[Extracted data entries]

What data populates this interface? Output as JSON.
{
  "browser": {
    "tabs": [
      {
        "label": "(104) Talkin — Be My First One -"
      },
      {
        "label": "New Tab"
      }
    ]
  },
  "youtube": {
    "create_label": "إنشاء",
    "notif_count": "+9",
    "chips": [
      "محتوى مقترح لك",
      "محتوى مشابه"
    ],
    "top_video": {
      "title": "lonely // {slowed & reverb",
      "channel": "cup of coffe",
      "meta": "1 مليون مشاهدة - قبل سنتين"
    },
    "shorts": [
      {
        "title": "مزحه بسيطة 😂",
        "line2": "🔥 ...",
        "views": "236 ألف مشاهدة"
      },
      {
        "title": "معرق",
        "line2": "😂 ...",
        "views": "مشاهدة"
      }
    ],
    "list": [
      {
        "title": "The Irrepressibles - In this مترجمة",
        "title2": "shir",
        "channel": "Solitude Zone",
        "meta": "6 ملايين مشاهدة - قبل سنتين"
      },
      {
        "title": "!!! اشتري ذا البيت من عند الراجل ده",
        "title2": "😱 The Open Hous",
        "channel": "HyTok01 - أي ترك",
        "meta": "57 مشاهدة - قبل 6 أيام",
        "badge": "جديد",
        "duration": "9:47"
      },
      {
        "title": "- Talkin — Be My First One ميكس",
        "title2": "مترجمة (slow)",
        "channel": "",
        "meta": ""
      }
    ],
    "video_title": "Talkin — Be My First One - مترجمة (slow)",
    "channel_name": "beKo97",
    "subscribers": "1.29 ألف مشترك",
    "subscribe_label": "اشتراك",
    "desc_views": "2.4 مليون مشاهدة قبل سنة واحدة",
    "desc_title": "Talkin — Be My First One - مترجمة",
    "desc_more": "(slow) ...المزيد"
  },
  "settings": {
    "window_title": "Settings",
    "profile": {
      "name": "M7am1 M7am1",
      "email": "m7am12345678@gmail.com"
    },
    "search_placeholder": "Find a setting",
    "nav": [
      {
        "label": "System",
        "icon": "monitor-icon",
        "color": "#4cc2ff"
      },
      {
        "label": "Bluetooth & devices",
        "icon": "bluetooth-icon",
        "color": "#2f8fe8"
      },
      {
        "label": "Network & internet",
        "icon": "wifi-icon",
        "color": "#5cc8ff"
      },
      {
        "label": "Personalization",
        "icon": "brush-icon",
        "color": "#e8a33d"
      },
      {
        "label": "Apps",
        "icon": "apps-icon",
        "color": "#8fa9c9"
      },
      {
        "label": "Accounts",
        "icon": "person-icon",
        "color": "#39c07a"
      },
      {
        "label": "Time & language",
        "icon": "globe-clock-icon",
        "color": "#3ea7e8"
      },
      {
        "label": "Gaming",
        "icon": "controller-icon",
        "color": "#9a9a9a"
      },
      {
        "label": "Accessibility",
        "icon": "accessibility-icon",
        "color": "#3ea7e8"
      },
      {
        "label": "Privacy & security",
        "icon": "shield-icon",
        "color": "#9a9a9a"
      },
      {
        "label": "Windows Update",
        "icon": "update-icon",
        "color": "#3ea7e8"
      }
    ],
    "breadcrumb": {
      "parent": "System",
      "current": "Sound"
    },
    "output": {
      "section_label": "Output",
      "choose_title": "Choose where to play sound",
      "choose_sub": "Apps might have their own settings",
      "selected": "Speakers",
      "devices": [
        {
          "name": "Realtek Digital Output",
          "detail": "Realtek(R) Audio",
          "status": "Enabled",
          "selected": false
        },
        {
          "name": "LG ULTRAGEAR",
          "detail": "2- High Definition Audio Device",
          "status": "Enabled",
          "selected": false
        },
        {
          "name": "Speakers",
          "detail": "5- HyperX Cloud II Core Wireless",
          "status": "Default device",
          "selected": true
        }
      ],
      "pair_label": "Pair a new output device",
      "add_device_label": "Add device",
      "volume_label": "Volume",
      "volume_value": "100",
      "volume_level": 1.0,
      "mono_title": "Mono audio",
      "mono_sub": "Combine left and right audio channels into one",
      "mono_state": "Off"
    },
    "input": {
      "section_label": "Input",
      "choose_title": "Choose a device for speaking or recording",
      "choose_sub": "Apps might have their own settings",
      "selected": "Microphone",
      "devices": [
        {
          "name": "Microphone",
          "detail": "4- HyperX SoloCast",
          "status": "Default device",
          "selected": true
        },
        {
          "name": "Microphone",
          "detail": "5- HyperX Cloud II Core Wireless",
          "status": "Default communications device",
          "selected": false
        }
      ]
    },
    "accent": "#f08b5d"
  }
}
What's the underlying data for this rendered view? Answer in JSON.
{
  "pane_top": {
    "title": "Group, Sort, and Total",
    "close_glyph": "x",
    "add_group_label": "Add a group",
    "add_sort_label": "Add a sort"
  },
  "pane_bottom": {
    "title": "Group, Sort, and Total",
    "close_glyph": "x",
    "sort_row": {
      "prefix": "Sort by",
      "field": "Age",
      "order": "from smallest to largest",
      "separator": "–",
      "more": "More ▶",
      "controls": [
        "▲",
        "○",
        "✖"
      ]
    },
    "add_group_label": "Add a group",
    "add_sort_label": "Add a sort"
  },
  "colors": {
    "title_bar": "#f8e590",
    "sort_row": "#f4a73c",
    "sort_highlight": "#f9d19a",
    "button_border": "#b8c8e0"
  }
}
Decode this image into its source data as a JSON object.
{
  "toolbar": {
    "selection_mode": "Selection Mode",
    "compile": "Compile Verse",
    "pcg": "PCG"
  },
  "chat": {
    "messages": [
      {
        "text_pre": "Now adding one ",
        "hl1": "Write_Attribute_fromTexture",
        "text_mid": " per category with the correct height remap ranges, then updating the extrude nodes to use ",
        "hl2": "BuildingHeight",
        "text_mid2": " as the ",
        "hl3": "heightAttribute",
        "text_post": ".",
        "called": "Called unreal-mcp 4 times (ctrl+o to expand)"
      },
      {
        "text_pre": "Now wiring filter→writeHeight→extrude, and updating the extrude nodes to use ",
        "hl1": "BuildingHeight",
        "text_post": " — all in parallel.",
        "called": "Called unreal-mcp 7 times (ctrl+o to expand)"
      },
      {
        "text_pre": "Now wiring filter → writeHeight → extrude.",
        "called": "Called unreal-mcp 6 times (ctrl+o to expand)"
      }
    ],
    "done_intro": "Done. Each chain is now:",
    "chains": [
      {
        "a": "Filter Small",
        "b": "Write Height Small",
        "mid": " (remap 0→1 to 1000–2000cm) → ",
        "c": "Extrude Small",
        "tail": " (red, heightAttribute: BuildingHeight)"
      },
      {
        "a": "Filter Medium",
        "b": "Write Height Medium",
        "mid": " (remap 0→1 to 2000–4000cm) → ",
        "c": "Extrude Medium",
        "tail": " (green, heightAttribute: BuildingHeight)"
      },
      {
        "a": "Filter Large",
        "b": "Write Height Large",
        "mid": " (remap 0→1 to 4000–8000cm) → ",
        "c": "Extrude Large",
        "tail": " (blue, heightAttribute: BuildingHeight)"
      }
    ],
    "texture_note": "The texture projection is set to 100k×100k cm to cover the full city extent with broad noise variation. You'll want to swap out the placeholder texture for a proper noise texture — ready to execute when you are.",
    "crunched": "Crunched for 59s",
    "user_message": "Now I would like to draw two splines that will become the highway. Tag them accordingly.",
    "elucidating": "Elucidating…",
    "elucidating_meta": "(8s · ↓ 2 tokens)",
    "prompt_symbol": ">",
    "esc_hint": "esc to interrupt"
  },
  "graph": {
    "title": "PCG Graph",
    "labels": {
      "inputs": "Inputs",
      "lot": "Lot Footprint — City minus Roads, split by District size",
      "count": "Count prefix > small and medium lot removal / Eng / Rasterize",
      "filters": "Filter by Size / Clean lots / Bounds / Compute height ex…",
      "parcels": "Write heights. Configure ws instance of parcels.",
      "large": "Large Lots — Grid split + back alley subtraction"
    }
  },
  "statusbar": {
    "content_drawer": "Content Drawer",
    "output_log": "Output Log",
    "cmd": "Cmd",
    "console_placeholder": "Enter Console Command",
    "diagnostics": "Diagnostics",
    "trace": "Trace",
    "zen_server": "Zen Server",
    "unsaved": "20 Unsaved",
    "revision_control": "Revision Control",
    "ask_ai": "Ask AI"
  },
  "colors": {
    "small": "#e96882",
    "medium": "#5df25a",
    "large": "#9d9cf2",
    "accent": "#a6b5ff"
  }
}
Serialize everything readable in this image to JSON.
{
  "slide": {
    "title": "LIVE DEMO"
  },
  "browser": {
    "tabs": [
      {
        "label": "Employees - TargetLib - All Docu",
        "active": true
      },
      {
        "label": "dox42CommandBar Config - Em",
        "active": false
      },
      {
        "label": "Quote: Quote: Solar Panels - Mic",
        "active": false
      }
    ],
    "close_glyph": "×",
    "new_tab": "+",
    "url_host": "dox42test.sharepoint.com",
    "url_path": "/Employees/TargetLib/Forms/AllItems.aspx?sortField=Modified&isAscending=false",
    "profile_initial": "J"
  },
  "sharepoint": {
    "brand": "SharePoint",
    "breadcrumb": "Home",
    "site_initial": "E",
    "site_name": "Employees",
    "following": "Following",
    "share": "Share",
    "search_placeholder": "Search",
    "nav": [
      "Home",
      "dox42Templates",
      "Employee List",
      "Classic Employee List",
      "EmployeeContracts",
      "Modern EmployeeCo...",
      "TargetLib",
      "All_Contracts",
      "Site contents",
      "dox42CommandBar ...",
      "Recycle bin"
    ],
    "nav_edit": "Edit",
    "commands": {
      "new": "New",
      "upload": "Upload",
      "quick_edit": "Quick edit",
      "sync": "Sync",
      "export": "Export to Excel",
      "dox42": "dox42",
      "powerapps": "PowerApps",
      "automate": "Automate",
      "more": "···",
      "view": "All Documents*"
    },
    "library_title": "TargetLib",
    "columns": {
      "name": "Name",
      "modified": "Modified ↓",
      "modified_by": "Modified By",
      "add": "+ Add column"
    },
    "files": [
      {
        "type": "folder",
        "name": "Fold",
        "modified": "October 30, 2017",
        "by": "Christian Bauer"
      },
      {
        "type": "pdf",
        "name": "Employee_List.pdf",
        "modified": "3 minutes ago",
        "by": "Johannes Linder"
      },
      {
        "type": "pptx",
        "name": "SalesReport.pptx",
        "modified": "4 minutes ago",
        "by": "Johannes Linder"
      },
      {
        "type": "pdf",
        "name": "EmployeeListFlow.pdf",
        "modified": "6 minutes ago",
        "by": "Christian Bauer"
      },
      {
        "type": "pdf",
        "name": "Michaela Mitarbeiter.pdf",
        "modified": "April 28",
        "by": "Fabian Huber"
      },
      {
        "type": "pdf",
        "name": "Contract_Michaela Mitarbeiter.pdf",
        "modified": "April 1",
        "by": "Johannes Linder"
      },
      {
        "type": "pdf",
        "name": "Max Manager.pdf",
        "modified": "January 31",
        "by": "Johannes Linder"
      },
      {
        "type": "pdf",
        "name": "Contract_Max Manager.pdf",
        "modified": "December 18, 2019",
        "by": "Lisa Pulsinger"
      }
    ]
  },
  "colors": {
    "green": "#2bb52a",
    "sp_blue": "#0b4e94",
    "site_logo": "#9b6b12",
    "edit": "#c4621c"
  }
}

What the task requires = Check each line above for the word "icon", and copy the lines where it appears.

Exercise output =
        "icon": "monitor-icon",
        "icon": "bluetooth-icon",
        "icon": "wifi-icon",
        "icon": "brush-icon",
        "icon": "apps-icon",
        "icon": "person-icon",
        "icon": "globe-clock-icon",
        "icon": "controller-icon",
        "icon": "accessibility-icon",
        "icon": "shield-icon",
        "icon": "update-icon",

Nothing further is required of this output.